Growth Trends for Related Jobs
The fictional character James Bond is undoubtedly the most famous secret agent in history. The never-ending Bond movie installments, in addition to other profitable spy movies, have glamorized the role of the secret agent. They've also provided insight into some of the skills required for success in this secretive career. Beyond these British characters, secret agents work for U.S. government agencies, such as the Central Intelligence Agency and the military, international agencies and private investigation firms. Wherever they work, secret agents share certain skills and characteristics.
Secret agents need keen observation skills to carefully examine their subjects without appearing to display an inordinate amount of attention. When they’re shadowing subjects, they need to perform effective surveillance while avoiding detection. Secret agents must also pay attention to details and should have excellent powers of recollection.
Mentally Agile and Intuitive
Secret agents often make split-second decisions, so they need to be mentally agile to respond quickly when situations take an unexpected turn. When working in the field, secret agents rarely have the luxury of going back to the drawing board to brainstorm a plan B. They have to formulate alternative solutions on the spot. Also, they need intuition when they lack time to gather additional information; secret agents have to trust their gut feelings to choose the best course of action. According to the CIA’s website, they need to be “people and street smart.”
Master of Disguise
Secret agents must also assume false identities when they’re working undercover. Often they pretend to be unsavory characters so they can fit in with their targets, or they may pretend to be naïve, would-be-victims. They must be convincing in these roles and possess the ability to hide all traces of their own personalities.
Secret agents also need specialized skills, such as mastery of a foreign language, country or culture – especially hard target countries that are difficult to spy on, such as China, Russia and North Korea. Other specialized skills include computer hacking, martial arts, surveillance, impersonations and weapons.
Special agents must be secretive and maintain confidentiality. They can’t reveal their identity or discuss their job, and they certainly can’t post updates on Facebook and Twitter. In fact, the CIA’s website states, “Knowledge by non-Agency personnel of your association with the Central Intelligence Agency or the Intelligence Community may limit your ability to perform or preclude you from certain assignments.”
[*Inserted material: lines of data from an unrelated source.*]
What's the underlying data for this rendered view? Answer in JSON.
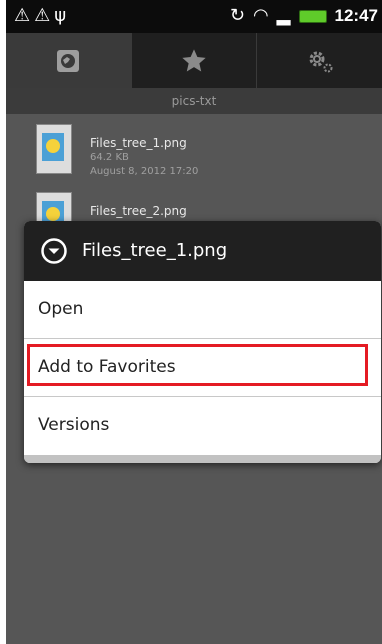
{
  "status_bar": {
    "time": "12:47"
  },
  "tabs": [
    {
      "name": "browse",
      "icon": "globe-icon",
      "active": true
    },
    {
      "name": "favorites",
      "icon": "star-icon",
      "active": false
    },
    {
      "name": "settings",
      "icon": "gear-icon",
      "active": false
    }
  ],
  "path": "pics-txt",
  "files": [
    {
      "name": "Files_tree_1.png",
      "size": "64.2 KB",
      "date": "August 8, 2012 17:20"
    },
    {
      "name": "Files_tree_2.png",
      "size": "",
      "date": ""
    }
  ],
  "dialog": {
    "title": "Files_tree_1.png",
    "items": [
      {
        "label": "Open"
      },
      {
        "label": "Add to Favorites"
      },
      {
        "label": "Versions"
      }
    ],
    "highlight_color": "#e41b23"
  }
}
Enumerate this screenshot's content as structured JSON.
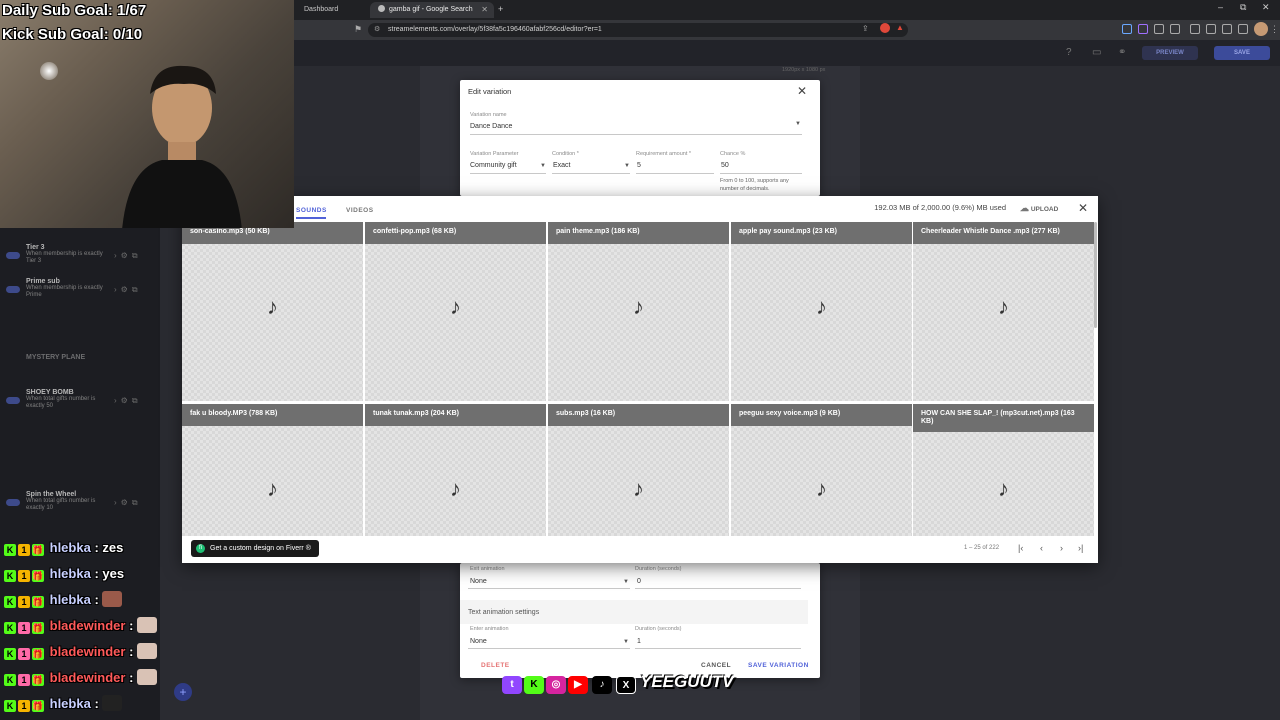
{
  "browser": {
    "tabs": [
      {
        "title": "Dashboard"
      },
      {
        "title": "gamba gif - Google Search"
      }
    ],
    "new_tab": "+",
    "url": "streamelements.com/overlay/5f38fa5c196460afabf256cd/editor?er=1",
    "window_controls": [
      "–",
      "⧉",
      "✕"
    ]
  },
  "editor": {
    "preview_label": "PREVIEW",
    "save_label": "SAVE",
    "canvas_size": "1920px x 1080 px",
    "sidebar_items": [
      {
        "title": "Tier 3",
        "desc": "When membership is exactly Tier 3",
        "on": true
      },
      {
        "title": "Prime sub",
        "desc": "When membership is exactly Prime",
        "on": true
      },
      {
        "title": "MYSTERY PLANE",
        "desc": "",
        "on": false
      },
      {
        "title": "SHOEY BOMB",
        "desc": "When total gifts number is exactly 50",
        "on": true
      },
      {
        "title": "Spin the Wheel",
        "desc": "When total gifts number is exactly 10",
        "on": true
      }
    ]
  },
  "edit_variation": {
    "title": "Edit variation",
    "name_label": "Variation name",
    "name_value": "Dance Dance",
    "param_label": "Variation Parameter",
    "param_value": "Community gift",
    "condition_label": "Condition *",
    "condition_value": "Exact",
    "requirement_label": "Requirement amount *",
    "requirement_value": "5",
    "chance_label": "Chance %",
    "chance_value": "50",
    "chance_hint": "From 0 to 100, supports any number of decimals.",
    "exit_anim_label": "Exit animation",
    "exit_anim_value": "None",
    "exit_duration_label": "Duration (seconds)",
    "exit_duration_value": "0",
    "text_anim_heading": "Text animation settings",
    "enter_anim_label": "Enter animation",
    "enter_anim_value": "None",
    "enter_duration_label": "Duration (seconds)",
    "enter_duration_value": "1",
    "delete_label": "DELETE",
    "cancel_label": "CANCEL",
    "save_label": "SAVE VARIATION"
  },
  "library": {
    "tabs": [
      "SOUNDS",
      "VIDEOS"
    ],
    "active_tab": "SOUNDS",
    "storage": "192.03 MB of 2,000.00 (9.6%) MB used",
    "upload_label": "UPLOAD",
    "files": [
      "son-casino.mp3 (50 KB)",
      "confetti-pop.mp3 (68 KB)",
      "pain theme.mp3 (186 KB)",
      "apple pay sound.mp3 (23 KB)",
      "Cheerleader Whistle Dance .mp3 (277 KB)",
      "fak u bloody.MP3 (788 KB)",
      "tunak tunak.mp3 (204 KB)",
      "subs.mp3 (16 KB)",
      "peeguu sexy voice.mp3 (9 KB)",
      "HOW CAN SHE SLAP_! (mp3cut.net).mp3 (163 KB)"
    ],
    "fiverr_label": "Get a custom design on Fiverr ®",
    "fiverr_badge": "fi",
    "pagination": "1 – 25 of 222",
    "music_glyph": "♪"
  },
  "overlay": {
    "daily_goal": "Daily Sub Goal: 1/67",
    "kick_goal": "Kick Sub Goal: 0/10",
    "chat": [
      {
        "user": "hlebka",
        "message": ": zes",
        "style": "normal"
      },
      {
        "user": "hlebka",
        "message": ": yes",
        "style": "normal"
      },
      {
        "user": "hlebka",
        "message": ":",
        "style": "normal",
        "emote": true
      },
      {
        "user": "bladewinder",
        "message": ":",
        "style": "red",
        "emote": true
      },
      {
        "user": "bladewinder",
        "message": ":",
        "style": "red",
        "emote": true
      },
      {
        "user": "bladewinder",
        "message": ":",
        "style": "red",
        "emote": true
      },
      {
        "user": "hlebka",
        "message": ":",
        "style": "normal",
        "emote": true
      }
    ],
    "badges": {
      "k": "K",
      "one": "1",
      "gift": "🎁"
    },
    "socials": {
      "twitch": "t",
      "kick": "K",
      "instagram": "◎",
      "youtube": "▶",
      "tiktok": "♪",
      "x": "X"
    },
    "handle": "YEEGUUTV"
  },
  "colors": {
    "accent": "#5162d8",
    "kick_green": "#53fc18",
    "delete_red": "#e57373",
    "twitch": "#9146ff",
    "youtube": "#ff0000"
  }
}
Keen observation skills, intuitiveness, the ability to assume false identities, secretiveness and specialized skill expertise all require a certain level of intelligence. Secret agents need a bachelor’s or master’s degree and a strong academic record, preferably with a 3.0 GPA or higher. They also need excellent written and verbal skills.
Terri Williams began writing professionally in 1997, working with a large nonprofit organization. Her articles have appeared in various online publications including Yahoo, USA Today, U.S. News & World Report University Directory, and the Center for Digital Ethics and Policy at Loyola University Chicago. Williams has a Bachelor of Arts in English from the University of Alabama at Birmingham.